    IPC Magazines

    66-69 Great Queens Street
    London WC2E 5DD,   England 
  • Authors:
    • THORNES, J
    • WOOD, L
    • Blackmore, R
  • Publication Date: 1977-2-10

Media Info

  • Features: Figures;
  • Pagination: p. 326-328
  • Serial:
    • NEW SCIENTIST
    • Volume: 73
    • Issue Number: 1038
    • Publisher: REED BUSINESS INFORMATION LTD
    • ISSN: 0262-4079

Subject/Index Terms

Filing Info

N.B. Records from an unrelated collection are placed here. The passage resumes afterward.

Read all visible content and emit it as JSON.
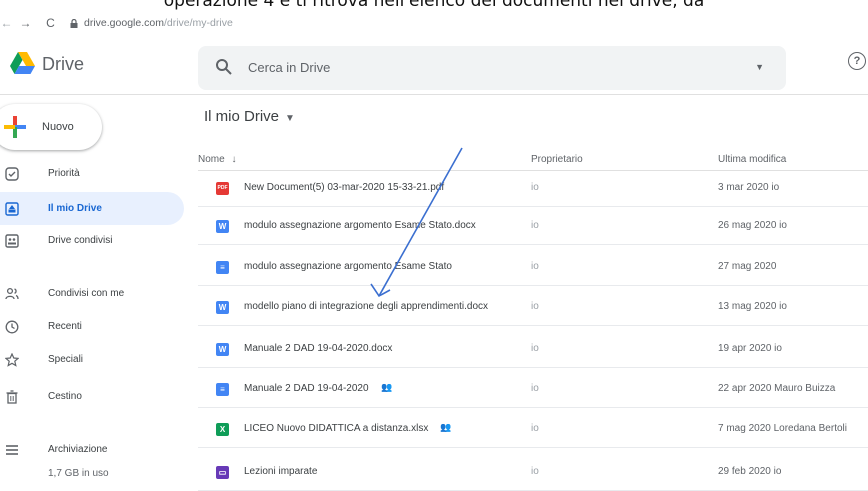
{
  "caption": "operazione 4 e ti ritrova nell'elenco dei documenti nel drive, da",
  "browser": {
    "url_host": "drive.google.com",
    "url_path": "/drive/my-drive"
  },
  "header": {
    "brand": "Drive",
    "search_placeholder": "Cerca in Drive"
  },
  "new_button": "Nuovo",
  "sidebar": {
    "items": [
      {
        "label": "Priorità",
        "icon": "priority-icon"
      },
      {
        "label": "Il mio Drive",
        "icon": "my-drive-icon",
        "active": true
      },
      {
        "label": "Drive condivisi",
        "icon": "shared-drives-icon"
      },
      {
        "label": "Condivisi con me",
        "icon": "shared-with-me-icon"
      },
      {
        "label": "Recenti",
        "icon": "clock-icon"
      },
      {
        "label": "Speciali",
        "icon": "star-icon"
      },
      {
        "label": "Cestino",
        "icon": "trash-icon"
      },
      {
        "label": "Archiviazione",
        "icon": "storage-icon"
      }
    ],
    "storage_used": "1,7 GB in uso"
  },
  "main": {
    "title": "Il mio Drive",
    "columns": {
      "name": "Nome",
      "owner": "Proprietario",
      "modified": "Ultima modifica"
    },
    "files": [
      {
        "name": "New Document(5) 03-mar-2020 15-33-21.pdf",
        "type": "pdf",
        "owner": "io",
        "modified": "3 mar 2020 io"
      },
      {
        "name": "modulo assegnazione argomento Esame Stato.docx",
        "type": "word",
        "owner": "io",
        "modified": "26 mag 2020 io"
      },
      {
        "name": "modulo assegnazione argomento Esame Stato",
        "type": "doc",
        "owner": "io",
        "modified": "27 mag 2020"
      },
      {
        "name": "modello piano di integrazione degli apprendimenti.docx",
        "type": "word",
        "owner": "io",
        "modified": "13 mag 2020 io"
      },
      {
        "name": "Manuale 2 DAD 19-04-2020.docx",
        "type": "word",
        "owner": "io",
        "modified": "19 apr 2020 io"
      },
      {
        "name": "Manuale 2 DAD 19-04-2020",
        "type": "doc",
        "owner": "io",
        "modified": "22 apr 2020 Mauro Buizza",
        "shared": true
      },
      {
        "name": "LICEO Nuovo DIDATTICA a distanza.xlsx",
        "type": "excel",
        "owner": "io",
        "modified": "7 mag 2020 Loredana Bertoli",
        "shared": true
      },
      {
        "name": "Lezioni imparate",
        "type": "slides",
        "owner": "io",
        "modified": "29 feb 2020 io"
      }
    ]
  },
  "colors": {
    "pdf": "#e53935",
    "word": "#4285f4",
    "doc": "#4285f4",
    "excel": "#0f9d58",
    "slides": "#673ab7",
    "arrow": "#3b6fd0",
    "active_bg": "#e8f0fe",
    "active_text": "#1967d2"
  }
}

  • Accession Number: 00153941
  • Record Type: Publication
  • Source Agency: Transport and Road Research Laboratory (TRRL)
  • Report/Paper Numbers: Analytic
  • Files: ITRD, TRIS
  • Created Date: Sep 20 1977 12:00AM